Shadows of the night
I’m surprised by my reaction to this:
I’ve been looking forward to Tim Burton’s Dark Shadows. Yes, I was a teenage nerd – still am a teenage nerd although my outward appearance might lead you to believe I’m someone’s grandma (I’m not BTW).
While watching the trailer for the first time I was surprised and somewhat dismayed at the irreverent tone – the comedic veneer that Mr. Burton set on top of my teenage vampire story. The makeup on Barnabas is unreal, his hair absurd, the dialogue over the top …. and, and ……. and then it hit me, and I became dismayed at my own dismay. I started remembering my Dark Shadows as it truly was. It was loveable shlock. It was never great art in any sense. The effects were cheesy (the burning of Trask’s Worthington Hall consisted of a cardboard cutout and a couple of matches from what I remember). The writing, while engaging as a soap opera for teenagers at that time, was uhm, oh lets find a nice word for it … haphazard … sometimes it was inventive and even poetic but most of the time it was redundant and slow. The acting could be over the top melodramatic a la Lithgow’s Master Thespian one day and the next day you were watching actors stumble through their lines or try to ignore pieces of makeup latex that had come unglued and fluttered as they emoted.
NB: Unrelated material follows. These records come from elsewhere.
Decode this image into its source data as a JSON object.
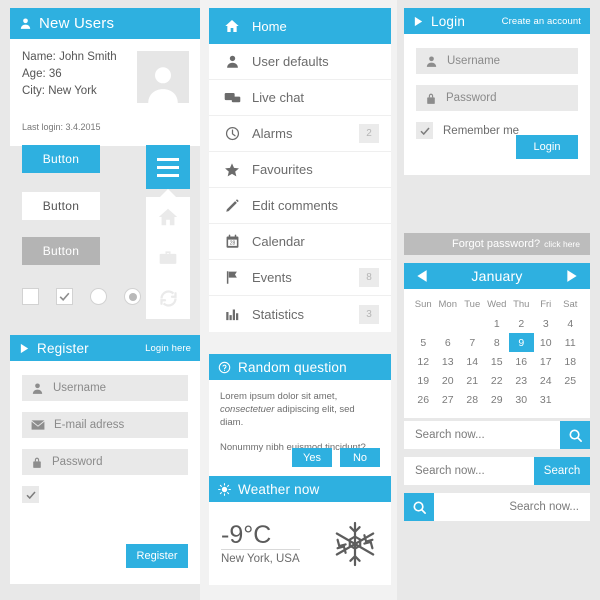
{
  "theme": {
    "accent": "#2eb0e0",
    "page_bg": "#e8e8e8",
    "panel_bg": "#ffffff",
    "field_bg": "#e9e9e9",
    "gray_bar": "#bcbcbc"
  },
  "new_users": {
    "title": "New Users",
    "icon": "user-icon",
    "name_line": "Name: John Smith",
    "age_line": "Age: 36",
    "city_line": "City: New York",
    "last_login": "Last login: 3.4.2015"
  },
  "buttons": {
    "primary": "Button",
    "white": "Button",
    "gray": "Button"
  },
  "controls": {
    "checkbox_empty": "checkbox-unchecked",
    "checkbox_checked": "checkbox-checked",
    "radio_empty": "radio-unselected",
    "radio_selected": "radio-selected"
  },
  "flyout": {
    "items": [
      "home-icon",
      "briefcase-icon",
      "refresh-icon"
    ]
  },
  "register": {
    "title": "Register",
    "login_here": "Login here",
    "username_placeholder": "Username",
    "email_placeholder": "E-mail adress",
    "password_placeholder": "Password",
    "submit_label": "Register"
  },
  "menu": {
    "items": [
      {
        "label": "Home",
        "icon": "home-icon",
        "badge": "",
        "active": true
      },
      {
        "label": "User defaults",
        "icon": "user-icon",
        "badge": "",
        "active": false
      },
      {
        "label": "Live chat",
        "icon": "chat-icon",
        "badge": "",
        "active": false
      },
      {
        "label": "Alarms",
        "icon": "clock-icon",
        "badge": "2",
        "active": false
      },
      {
        "label": "Favourites",
        "icon": "star-icon",
        "badge": "",
        "active": false
      },
      {
        "label": "Edit comments",
        "icon": "pencil-icon",
        "badge": "",
        "active": false
      },
      {
        "label": "Calendar",
        "icon": "calendar-icon",
        "badge": "",
        "active": false
      },
      {
        "label": "Events",
        "icon": "flag-icon",
        "badge": "8",
        "active": false
      },
      {
        "label": "Statistics",
        "icon": "bar-chart-icon",
        "badge": "3",
        "active": false
      }
    ]
  },
  "question": {
    "title": "Random question",
    "icon": "question-mark-icon",
    "body_lead": "Lorem ipsum dolor sit amet, ",
    "body_em": "consectetuer",
    "body_tail": " adipiscing elit, sed diam.",
    "body_q": "Nonummy nibh euismod tincidunt?",
    "yes_label": "Yes",
    "no_label": "No"
  },
  "weather": {
    "title": "Weather now",
    "icon": "sun-icon",
    "temperature": "-9°C",
    "location": "New York, USA",
    "condition_icon": "snowflake-icon"
  },
  "login": {
    "title": "Login",
    "create_account": "Create an account",
    "username_placeholder": "Username",
    "password_placeholder": "Password",
    "remember_label": "Remember me",
    "submit_label": "Login",
    "forgot_text": "Forgot password?",
    "forgot_link": "click here"
  },
  "calendar": {
    "month": "January",
    "prev_icon": "arrow-left-icon",
    "next_icon": "arrow-right-icon",
    "weekdays": [
      "Sun",
      "Mon",
      "Tue",
      "Wed",
      "Thu",
      "Fri",
      "Sat"
    ],
    "weeks": [
      [
        "",
        "",
        "",
        "1",
        "2",
        "3",
        "4"
      ],
      [
        "5",
        "6",
        "7",
        "8",
        "9",
        "10",
        "11"
      ],
      [
        "12",
        "13",
        "14",
        "15",
        "16",
        "17",
        "18"
      ],
      [
        "19",
        "20",
        "21",
        "22",
        "23",
        "24",
        "25"
      ],
      [
        "26",
        "27",
        "28",
        "29",
        "30",
        "31",
        ""
      ]
    ],
    "selected_day": "9"
  },
  "search": {
    "placeholder": "Search now...",
    "button_label": "Search",
    "icon": "search-icon"
  }
}
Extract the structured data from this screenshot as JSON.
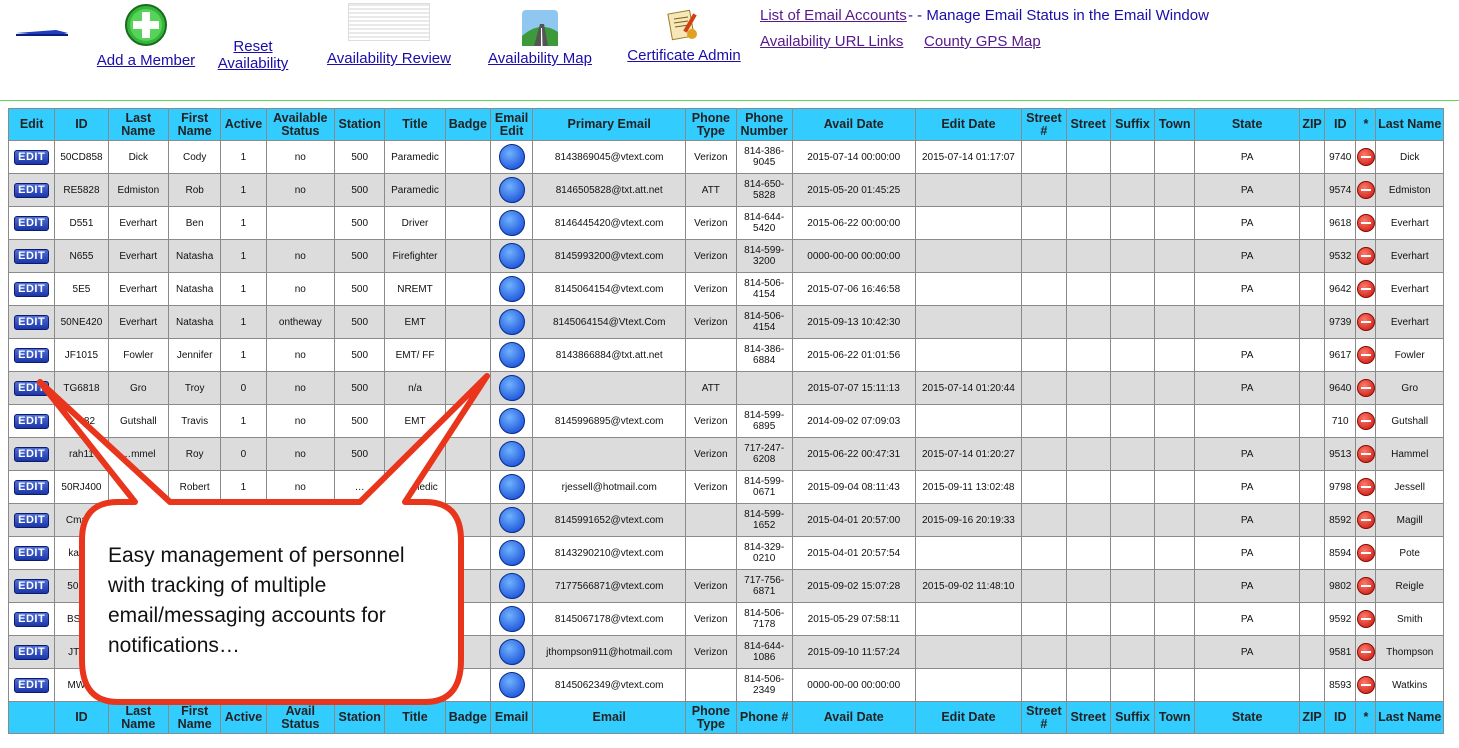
{
  "nav": {
    "add_member": "Add a Member",
    "reset_availability_1": "Reset",
    "reset_availability_2": "Availability",
    "availability_review": "Availability Review",
    "availability_map": "Availability Map",
    "certificate_admin": "Certificate Admin",
    "list_email_accounts": "List of Email Accounts",
    "manage_email_status": " - - Manage Email Status in the Email Window",
    "availability_url_links": "Availability URL Links",
    "county_gps_map": "County GPS Map"
  },
  "table": {
    "header": [
      "Edit",
      "ID",
      "Last Name",
      "First Name",
      "Active",
      "Available Status",
      "Station",
      "Title",
      "Badge",
      "Email Edit",
      "Primary Email",
      "Phone Type",
      "Phone Number",
      "Avail Date",
      "Edit Date",
      "Street #",
      "Street",
      "Suffix",
      "Town",
      "State",
      "ZIP",
      "ID",
      "*",
      "Last Name"
    ],
    "footer": [
      "",
      "ID",
      "Last Name",
      "First Name",
      "Active",
      "Avail Status",
      "Station",
      "Title",
      "Badge",
      "Email",
      "Email",
      "Phone Type",
      "Phone #",
      "Avail Date",
      "Edit Date",
      "Street #",
      "Street",
      "Suffix",
      "Town",
      "State",
      "ZIP",
      "ID",
      "*",
      "Last Name"
    ],
    "edit_label": "EDIT",
    "rows": [
      {
        "id": "50CD858",
        "last": "Dick",
        "first": "Cody",
        "active": "1",
        "status": "no",
        "station": "500",
        "title": "Paramedic",
        "badge": "",
        "email": "8143869045@vtext.com",
        "phone_type": "Verizon",
        "phone": "814-386-9045",
        "avail_date": "2015-07-14 00:00:00",
        "edit_date": "2015-07-14 01:17:07",
        "state": "PA",
        "id2": "9740",
        "last2": "Dick"
      },
      {
        "id": "RE5828",
        "last": "Edmiston",
        "first": "Rob",
        "active": "1",
        "status": "no",
        "station": "500",
        "title": "Paramedic",
        "badge": "",
        "email": "8146505828@txt.att.net",
        "phone_type": "ATT",
        "phone": "814-650-5828",
        "avail_date": "2015-05-20 01:45:25",
        "edit_date": "",
        "state": "PA",
        "id2": "9574",
        "last2": "Edmiston"
      },
      {
        "id": "D551",
        "last": "Everhart",
        "first": "Ben",
        "active": "1",
        "status": "",
        "station": "500",
        "title": "Driver",
        "badge": "",
        "email": "8146445420@vtext.com",
        "phone_type": "Verizon",
        "phone": "814-644-5420",
        "avail_date": "2015-06-22 00:00:00",
        "edit_date": "",
        "state": "PA",
        "id2": "9618",
        "last2": "Everhart"
      },
      {
        "id": "N655",
        "last": "Everhart",
        "first": "Natasha",
        "active": "1",
        "status": "no",
        "station": "500",
        "title": "Firefighter",
        "badge": "",
        "email": "8145993200@vtext.com",
        "phone_type": "Verizon",
        "phone": "814-599-3200",
        "avail_date": "0000-00-00 00:00:00",
        "edit_date": "",
        "state": "PA",
        "id2": "9532",
        "last2": "Everhart"
      },
      {
        "id": "5E5",
        "last": "Everhart",
        "first": "Natasha",
        "active": "1",
        "status": "no",
        "station": "500",
        "title": "NREMT",
        "badge": "",
        "email": "8145064154@vtext.com",
        "phone_type": "Verizon",
        "phone": "814-506-4154",
        "avail_date": "2015-07-06 16:46:58",
        "edit_date": "",
        "state": "PA",
        "id2": "9642",
        "last2": "Everhart"
      },
      {
        "id": "50NE420",
        "last": "Everhart",
        "first": "Natasha",
        "active": "1",
        "status": "ontheway",
        "station": "500",
        "title": "EMT",
        "badge": "",
        "email": "8145064154@Vtext.Com",
        "phone_type": "Verizon",
        "phone": "814-506-4154",
        "avail_date": "2015-09-13 10:42:30",
        "edit_date": "",
        "state": "",
        "id2": "9739",
        "last2": "Everhart"
      },
      {
        "id": "JF1015",
        "last": "Fowler",
        "first": "Jennifer",
        "active": "1",
        "status": "no",
        "station": "500",
        "title": "EMT/ FF",
        "badge": "",
        "email": "8143866884@txt.att.net",
        "phone_type": "",
        "phone": "814-386-6884",
        "avail_date": "2015-06-22 01:01:56",
        "edit_date": "",
        "state": "PA",
        "id2": "9617",
        "last2": "Fowler"
      },
      {
        "id": "TG6818",
        "last": "Gro",
        "first": "Troy",
        "active": "0",
        "status": "no",
        "station": "500",
        "title": "n/a",
        "badge": "",
        "email": "",
        "phone_type": "ATT",
        "phone": "",
        "avail_date": "2015-07-07 15:11:13",
        "edit_date": "2015-07-14 01:20:44",
        "state": "PA",
        "id2": "9640",
        "last2": "Gro"
      },
      {
        "id": "T…82",
        "last": "Gutshall",
        "first": "Travis",
        "active": "1",
        "status": "no",
        "station": "500",
        "title": "EMT",
        "badge": "",
        "email": "8145996895@vtext.com",
        "phone_type": "Verizon",
        "phone": "814-599-6895",
        "avail_date": "2014-09-02 07:09:03",
        "edit_date": "",
        "state": "",
        "id2": "710",
        "last2": "Gutshall"
      },
      {
        "id": "rah11",
        "last": "…mmel",
        "first": "Roy",
        "active": "0",
        "status": "no",
        "station": "500",
        "title": "",
        "badge": "",
        "email": "",
        "phone_type": "Verizon",
        "phone": "717-247-6208",
        "avail_date": "2015-06-22 00:47:31",
        "edit_date": "2015-07-14 01:20:27",
        "state": "PA",
        "id2": "9513",
        "last2": "Hammel"
      },
      {
        "id": "50RJ400",
        "last": "J…",
        "first": "Robert",
        "active": "1",
        "status": "no",
        "station": "…",
        "title": "…ramedic",
        "badge": "",
        "email": "rjessell@hotmail.com",
        "phone_type": "Verizon",
        "phone": "814-599-0671",
        "avail_date": "2015-09-04 08:11:43",
        "edit_date": "2015-09-11 13:02:48",
        "state": "PA",
        "id2": "9798",
        "last2": "Jessell"
      },
      {
        "id": "Cma…",
        "last": "",
        "first": "",
        "active": "",
        "status": "",
        "station": "",
        "title": "",
        "badge": "",
        "email": "8145991652@vtext.com",
        "phone_type": "",
        "phone": "814-599-1652",
        "avail_date": "2015-04-01 20:57:00",
        "edit_date": "2015-09-16 20:19:33",
        "state": "PA",
        "id2": "8592",
        "last2": "Magill"
      },
      {
        "id": "kap…",
        "last": "",
        "first": "",
        "active": "",
        "status": "",
        "station": "",
        "title": "",
        "badge": "",
        "email": "8143290210@vtext.com",
        "phone_type": "",
        "phone": "814-329-0210",
        "avail_date": "2015-04-01 20:57:54",
        "edit_date": "",
        "state": "PA",
        "id2": "8594",
        "last2": "Pote"
      },
      {
        "id": "50R…",
        "last": "",
        "first": "",
        "active": "",
        "status": "",
        "station": "",
        "title": "",
        "badge": "",
        "email": "7177566871@vtext.com",
        "phone_type": "Verizon",
        "phone": "717-756-6871",
        "avail_date": "2015-09-02 15:07:28",
        "edit_date": "2015-09-02 11:48:10",
        "state": "PA",
        "id2": "9802",
        "last2": "Reigle"
      },
      {
        "id": "BS7…",
        "last": "",
        "first": "",
        "active": "",
        "status": "",
        "station": "",
        "title": "",
        "badge": "",
        "email": "8145067178@vtext.com",
        "phone_type": "Verizon",
        "phone": "814-506-7178",
        "avail_date": "2015-05-29 07:58:11",
        "edit_date": "",
        "state": "PA",
        "id2": "9592",
        "last2": "Smith"
      },
      {
        "id": "JT9…",
        "last": "",
        "first": "",
        "active": "",
        "status": "",
        "station": "",
        "title": "",
        "badge": "",
        "email": "jthompson911@hotmail.com",
        "phone_type": "Verizon",
        "phone": "814-644-1086",
        "avail_date": "2015-09-10 11:57:24",
        "edit_date": "",
        "state": "PA",
        "id2": "9581",
        "last2": "Thompson"
      },
      {
        "id": "MW…",
        "last": "",
        "first": "",
        "active": "",
        "status": "",
        "station": "",
        "title": "",
        "badge": "",
        "email": "8145062349@vtext.com",
        "phone_type": "",
        "phone": "814-506-2349",
        "avail_date": "0000-00-00 00:00:00",
        "edit_date": "",
        "state": "",
        "id2": "8593",
        "last2": "Watkins"
      }
    ]
  },
  "callout": {
    "text": "Easy management of personnel with tracking of multiple email/messaging accounts for notifications…"
  },
  "colors": {
    "header_bg": "#33ccff",
    "callout_border": "#e8351b",
    "link": "#1a0dab",
    "visited_link": "#551a8b"
  }
}
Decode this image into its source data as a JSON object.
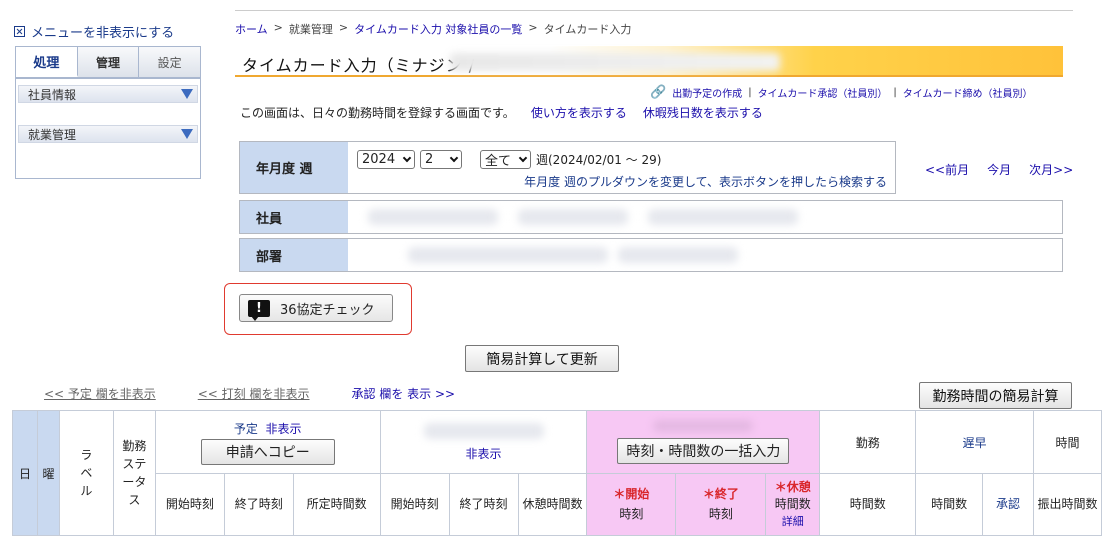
{
  "sidebar": {
    "toggle_label": "メニューを非表示にする",
    "tabs": [
      {
        "label": "処理",
        "active": true
      },
      {
        "label": "管理",
        "active": false
      },
      {
        "label": "設定",
        "active": false
      }
    ],
    "sections": [
      {
        "label": "社員情報"
      },
      {
        "label": "就業管理"
      }
    ]
  },
  "breadcrumb": {
    "home": "ホーム",
    "sep": ">",
    "management": "就業管理",
    "list": "タイムカード入力 対象社員の一覧",
    "current": "タイムカード入力"
  },
  "page": {
    "title": "タイムカード入力（ミナジン / ",
    "intro": "この画面は、日々の勤務時間を登録する画面です。",
    "howto_link": "使い方を表示する",
    "leave_link": "休暇残日数を表示する"
  },
  "quick_links": {
    "schedule": "出勤予定の作成",
    "approve": "タイムカード承認（社員別）",
    "close": "タイムカード締め（社員別）",
    "sep": "|"
  },
  "filter": {
    "week_label": "年月度 週",
    "year": "2024",
    "week": "2",
    "scope": "全て",
    "week_range": "週(2024/02/01 ～ 29)",
    "hint": "年月度 週のプルダウンを変更して、表示ボタンを押したら検索する",
    "employee_label": "社員",
    "department_label": "部署"
  },
  "month_nav": {
    "prev": "<<前月",
    "this": "今月",
    "next": "次月>>"
  },
  "check_button": {
    "label": "36協定チェック",
    "icon": "!"
  },
  "calc_button": "簡易計算して更新",
  "toggles": {
    "schedule": "<< 予定 欄を非表示",
    "stamp": "<< 打刻 欄を非表示",
    "approval": "承認 欄を 表示 >>"
  },
  "quick_calc_button": "勤務時間の簡易計算",
  "table": {
    "day": "日",
    "weekday": "曜",
    "label": "ラベル",
    "work_status": "勤務ステータス",
    "schedule_group": "予定",
    "hide_link": "非表示",
    "copy_button": "申請へコピー",
    "hide_link2": "非表示",
    "bulk_button": "時刻・時間数の一括入力",
    "work": "勤務",
    "late": "遅早",
    "time_group": "時間",
    "cols": {
      "start": "開始時刻",
      "end": "終了時刻",
      "prescribed": "所定時間数",
      "start2": "開始時刻",
      "end2": "終了時刻",
      "break": "休憩時間数",
      "req_start": "開始",
      "req_start2": "時刻",
      "req_end": "終了",
      "req_end2": "時刻",
      "req_break": "休憩",
      "req_break2": "時間数",
      "detail": "詳細",
      "work_hours": "時間数",
      "late_hours": "時間数",
      "approve": "承認",
      "transfer": "振出時間数"
    },
    "req_mark": "＊"
  },
  "colors": {
    "header_blue": "#c9d9f0",
    "pink": "#f7c8f4",
    "accent_orange": "#ffc23a",
    "alert_red": "#e03a2f"
  }
}
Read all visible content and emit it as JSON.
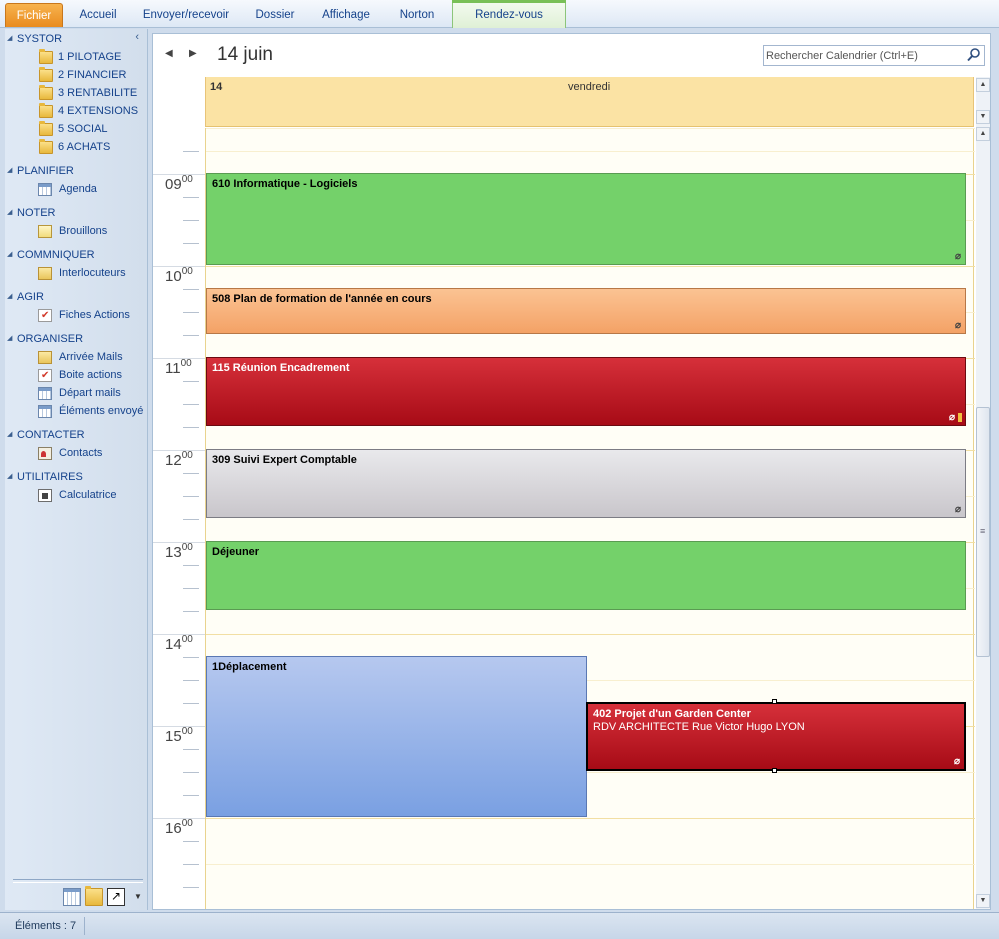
{
  "ribbon": {
    "tabs": [
      {
        "label": "Fichier"
      },
      {
        "label": "Accueil"
      },
      {
        "label": "Envoyer/recevoir"
      },
      {
        "label": "Dossier"
      },
      {
        "label": "Affichage"
      },
      {
        "label": "Norton"
      },
      {
        "label": "Rendez-vous"
      }
    ],
    "active_tab_color": "#e98b1f",
    "contextual_tab_color": "#79c057"
  },
  "nav": {
    "collapse_glyph": "‹",
    "groups": [
      {
        "label": "SYSTOR",
        "items": [
          {
            "label": "1 PILOTAGE",
            "icon": "folder-icon"
          },
          {
            "label": "2 FINANCIER",
            "icon": "folder-icon"
          },
          {
            "label": "3 RENTABILITE",
            "icon": "folder-icon"
          },
          {
            "label": "4 EXTENSIONS",
            "icon": "folder-icon"
          },
          {
            "label": "5 SOCIAL",
            "icon": "folder-icon"
          },
          {
            "label": "6 ACHATS",
            "icon": "folder-icon"
          }
        ]
      },
      {
        "label": "PLANIFIER",
        "items": [
          {
            "label": "Agenda",
            "icon": "calendar-icon"
          }
        ]
      },
      {
        "label": "NOTER",
        "items": [
          {
            "label": "Brouillons",
            "icon": "drafts-icon"
          }
        ]
      },
      {
        "label": "COMMNIQUER",
        "items": [
          {
            "label": "Interlocuteurs",
            "icon": "envelope-icon"
          }
        ]
      },
      {
        "label": "AGIR",
        "items": [
          {
            "label": "Fiches Actions",
            "icon": "task-icon"
          }
        ]
      },
      {
        "label": "ORGANISER",
        "items": [
          {
            "label": "Arrivée Mails",
            "icon": "inbox-icon"
          },
          {
            "label": "Boite actions",
            "icon": "task-icon"
          },
          {
            "label": "Départ mails",
            "icon": "outbox-icon"
          },
          {
            "label": "Éléments envoyé",
            "icon": "sent-icon"
          }
        ]
      },
      {
        "label": "CONTACTER",
        "items": [
          {
            "label": "Contacts",
            "icon": "contact-card-icon"
          }
        ]
      },
      {
        "label": "UTILITAIRES",
        "items": [
          {
            "label": "Calculatrice",
            "icon": "calculator-icon"
          }
        ]
      }
    ]
  },
  "calendar": {
    "date_title": "14 juin",
    "search_placeholder": "Rechercher Calendrier (Ctrl+E)",
    "day_number": "14",
    "day_name": "vendredi",
    "hours": [
      {
        "h": "09",
        "m": "00"
      },
      {
        "h": "10",
        "m": "00"
      },
      {
        "h": "11",
        "m": "00"
      },
      {
        "h": "12",
        "m": "00"
      },
      {
        "h": "13",
        "m": "00"
      },
      {
        "h": "14",
        "m": "00"
      },
      {
        "h": "15",
        "m": "00"
      },
      {
        "h": "16",
        "m": "00"
      }
    ],
    "appointments": [
      {
        "title": "610 Informatique - Logiciels",
        "color": "#74d16a"
      },
      {
        "title": "508 Plan de formation de l'année en cours",
        "color": "#f4a266"
      },
      {
        "title": "115 Réunion Encadrement",
        "color": "#c0202b"
      },
      {
        "title": "309 Suivi Expert Comptable",
        "color": "#d6d4d9"
      },
      {
        "title": "Déjeuner",
        "color": "#74d16a"
      },
      {
        "title": "1Déplacement",
        "color": "#9ab5ea"
      },
      {
        "title": "402 Projet d'un Garden Center",
        "subtitle": "RDV ARCHITECTE       Rue Victor Hugo  LYON",
        "color": "#c0202b"
      }
    ]
  },
  "status": {
    "items_label": "Éléments : 7"
  }
}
BUT with all that said, I loved Dark Shadows. I ran home after school to watch it. I loved Quentin Collins and creepy old Barnabas. Burton must have loved it also ’cause from the above trailer you see detail that only someone who watched the show as a kid would pick up on. I can only imagine that all the little Twilight ‘tweeners in about 30 or 40 years (omg sob I am old) will be going through an experience similar to mine when Edward and Jacob are reincarnated in all their glittery and shirtless glory.
I remember running around trying to find the 45 to this – Quentin’s Theme: